Web page and app entries:
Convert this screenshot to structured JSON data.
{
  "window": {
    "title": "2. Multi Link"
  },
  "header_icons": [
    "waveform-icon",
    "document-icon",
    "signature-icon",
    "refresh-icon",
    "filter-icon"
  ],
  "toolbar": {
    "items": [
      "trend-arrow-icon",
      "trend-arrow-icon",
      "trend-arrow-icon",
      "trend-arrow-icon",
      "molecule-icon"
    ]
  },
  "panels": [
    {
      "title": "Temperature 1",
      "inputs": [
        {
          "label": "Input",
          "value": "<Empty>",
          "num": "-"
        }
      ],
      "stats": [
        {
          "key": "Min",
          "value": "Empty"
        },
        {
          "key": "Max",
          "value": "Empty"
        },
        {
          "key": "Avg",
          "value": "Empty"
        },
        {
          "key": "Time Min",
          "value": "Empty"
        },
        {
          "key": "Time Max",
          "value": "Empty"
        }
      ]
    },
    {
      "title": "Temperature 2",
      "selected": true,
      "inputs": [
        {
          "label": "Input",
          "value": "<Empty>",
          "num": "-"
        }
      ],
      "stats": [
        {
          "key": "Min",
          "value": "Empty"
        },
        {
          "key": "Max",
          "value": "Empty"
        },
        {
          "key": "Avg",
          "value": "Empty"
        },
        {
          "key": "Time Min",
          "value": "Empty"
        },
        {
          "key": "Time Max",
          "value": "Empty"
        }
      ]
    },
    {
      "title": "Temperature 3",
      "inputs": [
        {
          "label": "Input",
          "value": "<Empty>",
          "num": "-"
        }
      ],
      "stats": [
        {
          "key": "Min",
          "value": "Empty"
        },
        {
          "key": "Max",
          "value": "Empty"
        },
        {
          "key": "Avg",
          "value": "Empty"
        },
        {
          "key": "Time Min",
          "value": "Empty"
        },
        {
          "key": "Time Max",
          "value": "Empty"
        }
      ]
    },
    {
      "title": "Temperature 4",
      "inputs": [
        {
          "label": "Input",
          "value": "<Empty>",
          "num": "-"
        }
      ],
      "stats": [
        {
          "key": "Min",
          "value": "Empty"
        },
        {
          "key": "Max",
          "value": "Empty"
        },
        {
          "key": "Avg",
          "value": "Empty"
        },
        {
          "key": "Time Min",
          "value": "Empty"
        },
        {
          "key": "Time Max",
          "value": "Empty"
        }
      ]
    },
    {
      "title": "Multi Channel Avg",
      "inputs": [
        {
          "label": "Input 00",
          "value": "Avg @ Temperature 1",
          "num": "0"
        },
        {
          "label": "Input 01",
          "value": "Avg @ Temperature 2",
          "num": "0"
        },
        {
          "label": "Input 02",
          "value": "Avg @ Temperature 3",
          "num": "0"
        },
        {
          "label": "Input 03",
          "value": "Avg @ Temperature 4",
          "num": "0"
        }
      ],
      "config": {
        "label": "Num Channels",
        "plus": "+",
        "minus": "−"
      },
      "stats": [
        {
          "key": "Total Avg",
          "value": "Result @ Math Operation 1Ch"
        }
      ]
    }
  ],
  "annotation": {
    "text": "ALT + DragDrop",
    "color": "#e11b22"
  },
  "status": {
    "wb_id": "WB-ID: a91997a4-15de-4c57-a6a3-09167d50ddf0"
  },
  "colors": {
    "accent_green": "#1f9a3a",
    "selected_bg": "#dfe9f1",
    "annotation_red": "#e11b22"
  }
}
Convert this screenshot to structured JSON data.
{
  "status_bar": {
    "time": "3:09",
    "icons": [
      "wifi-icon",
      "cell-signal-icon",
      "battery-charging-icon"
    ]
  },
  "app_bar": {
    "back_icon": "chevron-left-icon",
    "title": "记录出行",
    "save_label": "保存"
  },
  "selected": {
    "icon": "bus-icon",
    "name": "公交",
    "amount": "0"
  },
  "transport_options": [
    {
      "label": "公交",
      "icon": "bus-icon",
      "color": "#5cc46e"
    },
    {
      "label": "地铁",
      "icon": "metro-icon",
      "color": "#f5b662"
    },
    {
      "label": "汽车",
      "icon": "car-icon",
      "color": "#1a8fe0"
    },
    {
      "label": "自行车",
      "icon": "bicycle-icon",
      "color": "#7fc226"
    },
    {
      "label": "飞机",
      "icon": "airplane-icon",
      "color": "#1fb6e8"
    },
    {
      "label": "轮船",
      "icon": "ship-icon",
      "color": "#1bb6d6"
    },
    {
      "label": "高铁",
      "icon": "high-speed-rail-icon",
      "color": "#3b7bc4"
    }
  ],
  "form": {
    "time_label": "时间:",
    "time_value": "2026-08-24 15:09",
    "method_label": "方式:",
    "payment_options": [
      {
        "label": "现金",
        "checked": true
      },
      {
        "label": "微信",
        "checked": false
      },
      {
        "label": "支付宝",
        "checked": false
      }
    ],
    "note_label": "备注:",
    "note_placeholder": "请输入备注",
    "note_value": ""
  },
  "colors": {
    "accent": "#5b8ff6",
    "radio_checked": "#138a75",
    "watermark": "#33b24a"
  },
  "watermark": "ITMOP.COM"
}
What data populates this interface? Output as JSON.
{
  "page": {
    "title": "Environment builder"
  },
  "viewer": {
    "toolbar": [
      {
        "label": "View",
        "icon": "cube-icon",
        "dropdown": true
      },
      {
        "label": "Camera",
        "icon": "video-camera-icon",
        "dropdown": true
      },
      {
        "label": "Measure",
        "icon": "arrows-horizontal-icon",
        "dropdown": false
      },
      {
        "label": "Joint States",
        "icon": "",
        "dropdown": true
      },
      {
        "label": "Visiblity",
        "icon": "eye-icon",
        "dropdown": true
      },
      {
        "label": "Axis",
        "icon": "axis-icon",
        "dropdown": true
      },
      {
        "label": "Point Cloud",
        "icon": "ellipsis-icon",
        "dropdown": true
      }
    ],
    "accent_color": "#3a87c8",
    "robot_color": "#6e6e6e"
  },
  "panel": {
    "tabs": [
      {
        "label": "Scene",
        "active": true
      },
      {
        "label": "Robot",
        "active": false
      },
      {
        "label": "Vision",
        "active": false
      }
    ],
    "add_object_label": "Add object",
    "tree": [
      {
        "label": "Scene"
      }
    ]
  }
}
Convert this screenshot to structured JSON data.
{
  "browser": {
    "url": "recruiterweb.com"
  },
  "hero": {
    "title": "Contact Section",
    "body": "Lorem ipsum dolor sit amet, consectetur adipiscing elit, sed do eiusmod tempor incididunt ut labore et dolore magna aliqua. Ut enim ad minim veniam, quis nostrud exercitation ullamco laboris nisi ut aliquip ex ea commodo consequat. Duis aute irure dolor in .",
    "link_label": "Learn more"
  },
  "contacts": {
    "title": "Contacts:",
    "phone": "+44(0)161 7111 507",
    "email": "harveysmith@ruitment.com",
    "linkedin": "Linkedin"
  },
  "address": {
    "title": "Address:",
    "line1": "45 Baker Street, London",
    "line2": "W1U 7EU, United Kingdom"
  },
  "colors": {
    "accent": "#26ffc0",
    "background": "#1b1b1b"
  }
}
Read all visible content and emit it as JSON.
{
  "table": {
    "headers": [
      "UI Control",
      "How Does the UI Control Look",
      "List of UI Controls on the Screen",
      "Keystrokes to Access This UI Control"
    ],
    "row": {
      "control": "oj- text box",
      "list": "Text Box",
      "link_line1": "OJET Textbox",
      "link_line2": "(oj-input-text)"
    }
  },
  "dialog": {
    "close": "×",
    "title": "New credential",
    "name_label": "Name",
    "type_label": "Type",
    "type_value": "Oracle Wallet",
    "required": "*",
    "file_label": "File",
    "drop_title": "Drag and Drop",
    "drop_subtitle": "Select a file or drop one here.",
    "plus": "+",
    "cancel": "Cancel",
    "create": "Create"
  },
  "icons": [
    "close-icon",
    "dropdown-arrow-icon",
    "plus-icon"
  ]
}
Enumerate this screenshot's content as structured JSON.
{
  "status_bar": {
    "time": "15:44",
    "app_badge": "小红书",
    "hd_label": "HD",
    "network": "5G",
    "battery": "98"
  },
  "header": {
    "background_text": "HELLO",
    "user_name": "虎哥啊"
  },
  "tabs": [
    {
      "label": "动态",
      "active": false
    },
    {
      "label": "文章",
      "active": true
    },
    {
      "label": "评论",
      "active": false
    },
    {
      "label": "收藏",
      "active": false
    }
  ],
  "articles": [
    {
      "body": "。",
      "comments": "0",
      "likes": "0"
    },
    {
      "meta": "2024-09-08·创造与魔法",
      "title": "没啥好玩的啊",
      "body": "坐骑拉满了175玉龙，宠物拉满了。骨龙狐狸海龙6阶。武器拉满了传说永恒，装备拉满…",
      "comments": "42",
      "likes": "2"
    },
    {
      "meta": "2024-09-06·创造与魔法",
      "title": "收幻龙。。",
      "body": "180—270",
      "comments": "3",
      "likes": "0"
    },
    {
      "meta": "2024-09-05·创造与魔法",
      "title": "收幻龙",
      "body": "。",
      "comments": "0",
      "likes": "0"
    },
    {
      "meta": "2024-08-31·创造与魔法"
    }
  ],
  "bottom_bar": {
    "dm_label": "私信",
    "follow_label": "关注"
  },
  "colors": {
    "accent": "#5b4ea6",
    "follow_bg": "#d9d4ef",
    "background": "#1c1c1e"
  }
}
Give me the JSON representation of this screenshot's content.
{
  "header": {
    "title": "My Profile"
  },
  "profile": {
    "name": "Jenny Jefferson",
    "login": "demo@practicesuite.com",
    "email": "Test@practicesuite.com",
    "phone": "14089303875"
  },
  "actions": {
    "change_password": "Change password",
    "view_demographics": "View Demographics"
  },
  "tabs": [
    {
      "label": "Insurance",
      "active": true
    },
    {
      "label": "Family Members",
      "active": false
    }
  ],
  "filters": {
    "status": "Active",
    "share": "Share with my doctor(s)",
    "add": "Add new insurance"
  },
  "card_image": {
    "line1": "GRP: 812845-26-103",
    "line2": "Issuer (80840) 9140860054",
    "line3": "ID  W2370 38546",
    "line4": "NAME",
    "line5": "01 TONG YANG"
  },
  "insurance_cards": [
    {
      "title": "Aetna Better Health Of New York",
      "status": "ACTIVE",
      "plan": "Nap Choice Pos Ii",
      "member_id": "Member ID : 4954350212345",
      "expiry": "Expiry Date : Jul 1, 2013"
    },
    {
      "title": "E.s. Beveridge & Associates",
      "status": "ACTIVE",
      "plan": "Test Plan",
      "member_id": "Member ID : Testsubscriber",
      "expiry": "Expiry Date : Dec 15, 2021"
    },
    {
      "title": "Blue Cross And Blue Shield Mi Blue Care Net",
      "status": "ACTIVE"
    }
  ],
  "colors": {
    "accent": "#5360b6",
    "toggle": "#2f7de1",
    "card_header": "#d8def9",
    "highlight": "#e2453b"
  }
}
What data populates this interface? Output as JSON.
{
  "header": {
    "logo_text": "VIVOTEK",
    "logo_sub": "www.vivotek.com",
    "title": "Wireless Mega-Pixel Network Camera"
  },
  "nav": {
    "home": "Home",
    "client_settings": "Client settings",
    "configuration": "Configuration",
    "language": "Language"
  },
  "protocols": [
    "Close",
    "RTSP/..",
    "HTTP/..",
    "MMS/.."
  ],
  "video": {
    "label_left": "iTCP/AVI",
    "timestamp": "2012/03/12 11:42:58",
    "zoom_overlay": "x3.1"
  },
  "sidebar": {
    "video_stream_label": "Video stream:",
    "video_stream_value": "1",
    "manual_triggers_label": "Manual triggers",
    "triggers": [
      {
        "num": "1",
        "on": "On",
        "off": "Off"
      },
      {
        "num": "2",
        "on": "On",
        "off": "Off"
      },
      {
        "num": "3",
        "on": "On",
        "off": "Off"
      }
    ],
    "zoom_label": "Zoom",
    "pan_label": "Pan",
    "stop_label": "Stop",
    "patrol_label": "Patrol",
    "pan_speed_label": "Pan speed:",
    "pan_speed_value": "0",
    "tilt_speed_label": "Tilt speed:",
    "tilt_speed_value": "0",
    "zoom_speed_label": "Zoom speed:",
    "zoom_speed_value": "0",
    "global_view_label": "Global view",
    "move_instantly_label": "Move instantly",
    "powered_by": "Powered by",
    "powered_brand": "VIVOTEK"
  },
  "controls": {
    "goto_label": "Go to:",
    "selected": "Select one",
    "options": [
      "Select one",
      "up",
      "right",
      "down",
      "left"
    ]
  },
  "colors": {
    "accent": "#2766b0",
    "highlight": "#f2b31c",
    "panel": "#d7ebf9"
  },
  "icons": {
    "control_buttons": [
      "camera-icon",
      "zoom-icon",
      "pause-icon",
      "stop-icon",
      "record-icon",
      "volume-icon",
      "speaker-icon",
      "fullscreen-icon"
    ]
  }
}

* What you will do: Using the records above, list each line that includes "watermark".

* Response:
    "watermark": "#33b24a"
  "watermark": "ITMOP.COM"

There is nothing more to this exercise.